Also known as the Brazilian Pit Viper, the Jararacas can grow up to 4 feet or 1 meter in length and its geographic home includes Southern Brazil, Northern Argentina, and Northeastern Paraguay, which includes populated areas. Hunting during the night and hiding during the day, these snakes can deliver a venom package lethal enough to easily kill a human. Envenomation will cause necrosis, blistering, and bleeding of the skin, gums, and nose. These symptoms combined with others that it causes can lead to shock, renal failure, brain hemorrhage, and death. For its region of habitat, Jararacas will encounter humans regularly and are still responsible for most snakebites in the region.

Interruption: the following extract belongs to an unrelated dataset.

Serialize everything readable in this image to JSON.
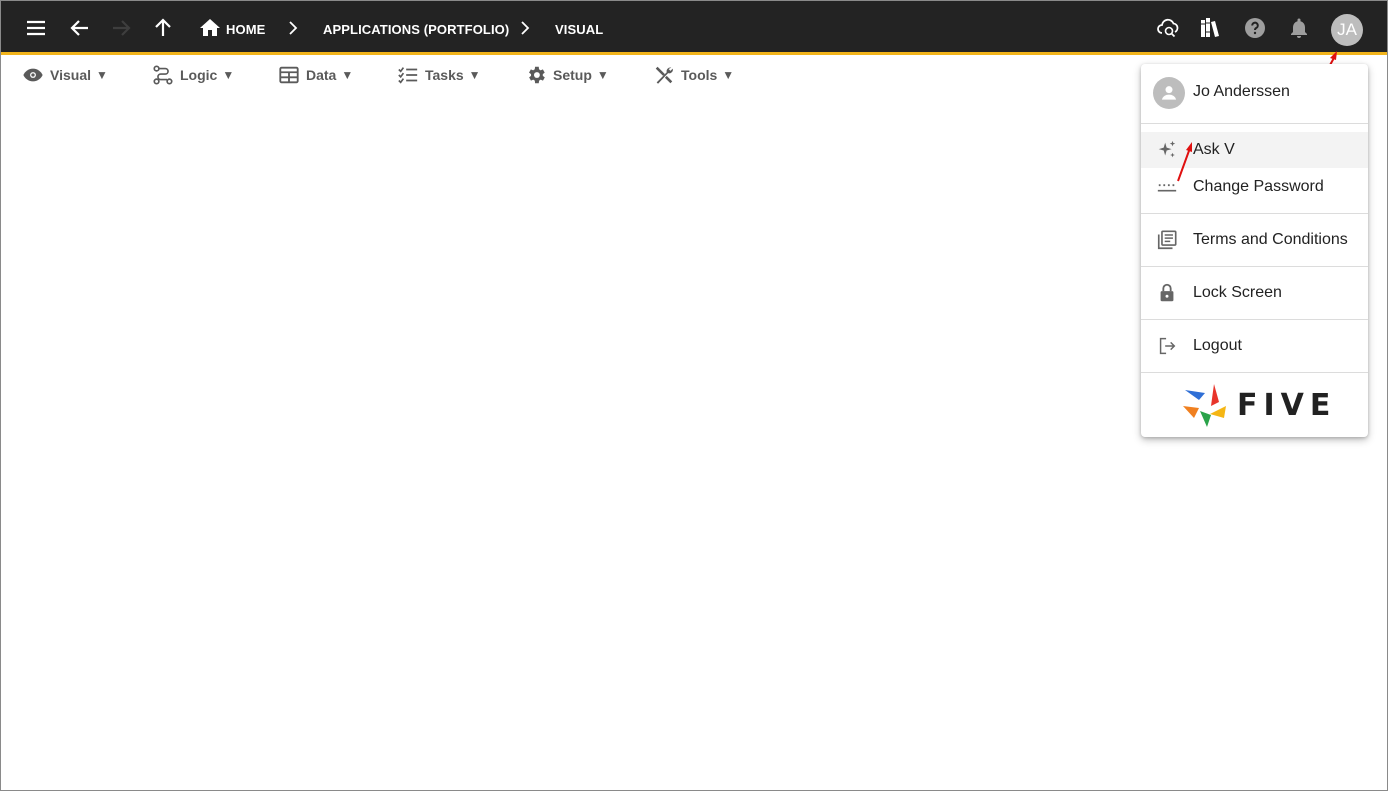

These cobras can reach 18 feet or 5 meters in length, and can stare you directly in the eyes when they raise 1/3 of their body off the ground in confrontation. They are the longest venomous snake in the world, residing in India, southern China, and Southeast Asia. They feast predominately on other snakes, and are the only known snake to build nests for their eggs, which they will guard viciously. When cornered or threatened, they become aggressive, and while their venom isn't the most potent, they can deliver enough neurotoxin to kill 20 people, or take down an elephant with ease. Although the King Cobra has brethren, like the Philippine cobra who can spit their venom up to 10 feet or 3 meters, or the Indian Cobra in South Asia, we found that the uniqueness of the King Cobra and potential menacing figure wins hands down.
Eastern Diamondback Rattlesnake
Being the largest venomous snake in North America, reaching up to 8 feet or 2 meters in length, these Diamondback Rattlesnakes are normally seen between North Carolina and Florida, and west to Louisiana. When provoked, these snakes can be very aggressive and deadly. Their first attempt to ward off potential predators is to feverishly rattle their tails, and if that doesn't work, they will raise their anterior half off the ground in an S-shaped Coil. They can extend 1/3 of their length to strike and often more than once. If needed, they will stand their ground, but if given the opportunity, will retreat towards safety. Eastern Diamondbacks deliver large quantities of potent venom when they strike, which will cause intense internal pain, bleeding at the bite site, hypo-tension, and swelling, and a high risk of death. Left untreated, roughly 10%-20% of people will die to a single bite from this breed.
These massive reptiles inhabit most countries in the India and Vietnam region, and some of the islands and island chains of southeast Asia. This python-type holds the record for longest snake held in captivity, some reaching over 30 feet or 9 meters in length in the wild. Reticulated Pythons are excellent swimmers, often going far from shore if needed, but prefer to stay close to the water as it is their main hunting ground. They have been known to climb trees, though rarely, as they prefer to live on the ground. While not venomous and seldom using their bite to kill, these massive snakes will latch on to pray, then wrap their body around it, slowly constricting its victim to death. They've been known to eat monkeys, pigs, deer, and on occasion, humans. Though the breed is rather timid when kept as pets, we wouldn't want to run into this type of snake in the wild.